Activity:
Pick out every line in the data below that holds "reply".

═══ Task inputs ═══

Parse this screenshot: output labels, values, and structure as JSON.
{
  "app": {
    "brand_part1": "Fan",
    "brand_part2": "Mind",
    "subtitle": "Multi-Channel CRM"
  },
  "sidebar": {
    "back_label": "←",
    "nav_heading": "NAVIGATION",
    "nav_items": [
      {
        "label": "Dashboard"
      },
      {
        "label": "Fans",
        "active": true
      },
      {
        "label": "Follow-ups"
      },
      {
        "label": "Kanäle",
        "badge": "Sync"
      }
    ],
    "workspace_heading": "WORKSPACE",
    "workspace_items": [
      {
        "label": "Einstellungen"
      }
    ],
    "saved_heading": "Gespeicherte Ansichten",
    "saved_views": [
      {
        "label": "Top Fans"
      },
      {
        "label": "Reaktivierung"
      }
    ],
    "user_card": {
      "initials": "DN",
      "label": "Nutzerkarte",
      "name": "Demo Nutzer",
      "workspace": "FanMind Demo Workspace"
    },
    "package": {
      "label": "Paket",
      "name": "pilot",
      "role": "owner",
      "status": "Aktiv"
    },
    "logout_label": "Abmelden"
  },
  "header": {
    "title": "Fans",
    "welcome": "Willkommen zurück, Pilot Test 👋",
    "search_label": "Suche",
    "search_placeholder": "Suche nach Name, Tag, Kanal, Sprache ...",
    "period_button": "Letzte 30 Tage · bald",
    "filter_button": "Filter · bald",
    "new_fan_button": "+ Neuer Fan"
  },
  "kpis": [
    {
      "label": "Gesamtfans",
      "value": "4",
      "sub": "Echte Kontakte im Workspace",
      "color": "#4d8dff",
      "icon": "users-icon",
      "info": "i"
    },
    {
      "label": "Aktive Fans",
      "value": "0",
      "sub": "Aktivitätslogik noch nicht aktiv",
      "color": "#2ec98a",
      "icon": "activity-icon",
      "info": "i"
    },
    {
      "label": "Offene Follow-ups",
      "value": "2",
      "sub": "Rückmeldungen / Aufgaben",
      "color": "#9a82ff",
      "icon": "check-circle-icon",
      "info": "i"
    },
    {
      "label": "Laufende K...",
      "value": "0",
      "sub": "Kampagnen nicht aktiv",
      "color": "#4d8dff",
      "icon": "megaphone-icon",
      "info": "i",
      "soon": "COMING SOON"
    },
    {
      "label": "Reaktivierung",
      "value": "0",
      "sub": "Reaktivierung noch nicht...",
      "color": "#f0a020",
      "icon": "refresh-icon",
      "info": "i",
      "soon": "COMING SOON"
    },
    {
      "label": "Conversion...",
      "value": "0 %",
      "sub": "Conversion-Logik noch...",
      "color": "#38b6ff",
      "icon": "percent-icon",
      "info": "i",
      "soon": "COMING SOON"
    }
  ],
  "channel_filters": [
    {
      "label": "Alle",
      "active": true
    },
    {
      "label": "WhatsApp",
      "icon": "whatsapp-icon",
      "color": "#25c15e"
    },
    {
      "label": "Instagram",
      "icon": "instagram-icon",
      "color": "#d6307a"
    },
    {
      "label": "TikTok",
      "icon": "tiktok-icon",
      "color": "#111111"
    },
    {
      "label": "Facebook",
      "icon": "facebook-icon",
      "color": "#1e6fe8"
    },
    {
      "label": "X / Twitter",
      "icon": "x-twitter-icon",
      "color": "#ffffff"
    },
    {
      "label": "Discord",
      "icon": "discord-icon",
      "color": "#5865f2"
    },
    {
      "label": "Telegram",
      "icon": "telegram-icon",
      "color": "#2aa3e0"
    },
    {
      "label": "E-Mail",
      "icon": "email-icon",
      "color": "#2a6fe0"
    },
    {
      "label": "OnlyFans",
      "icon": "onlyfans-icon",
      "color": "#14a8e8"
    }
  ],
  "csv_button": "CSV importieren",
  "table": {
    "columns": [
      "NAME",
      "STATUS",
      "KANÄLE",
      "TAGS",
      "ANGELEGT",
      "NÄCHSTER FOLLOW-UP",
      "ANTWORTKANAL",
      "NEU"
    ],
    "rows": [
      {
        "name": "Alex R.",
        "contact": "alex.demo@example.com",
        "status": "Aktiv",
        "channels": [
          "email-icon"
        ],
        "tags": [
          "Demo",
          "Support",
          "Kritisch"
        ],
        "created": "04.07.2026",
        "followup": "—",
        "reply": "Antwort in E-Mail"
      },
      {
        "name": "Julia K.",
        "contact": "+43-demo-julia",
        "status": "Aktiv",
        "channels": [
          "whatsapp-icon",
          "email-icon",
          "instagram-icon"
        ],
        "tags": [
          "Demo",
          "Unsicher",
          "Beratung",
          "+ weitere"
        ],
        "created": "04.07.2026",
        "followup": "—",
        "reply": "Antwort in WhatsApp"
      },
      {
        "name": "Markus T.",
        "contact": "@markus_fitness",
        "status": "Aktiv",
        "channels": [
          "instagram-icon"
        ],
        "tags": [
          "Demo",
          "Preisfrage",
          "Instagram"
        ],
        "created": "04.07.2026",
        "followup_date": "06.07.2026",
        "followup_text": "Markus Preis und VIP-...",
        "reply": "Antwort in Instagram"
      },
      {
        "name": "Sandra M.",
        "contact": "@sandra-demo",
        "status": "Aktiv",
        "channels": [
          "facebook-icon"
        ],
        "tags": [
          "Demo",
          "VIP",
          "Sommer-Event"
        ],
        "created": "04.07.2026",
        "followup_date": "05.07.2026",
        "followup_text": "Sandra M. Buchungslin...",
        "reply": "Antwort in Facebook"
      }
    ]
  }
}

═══

Answer to the exercise:
        "reply": "Antwort in E-Mail"
        "reply": "Antwort in WhatsApp"
        "reply": "Antwort in Instagram"
        "reply": "Antwort in Facebook"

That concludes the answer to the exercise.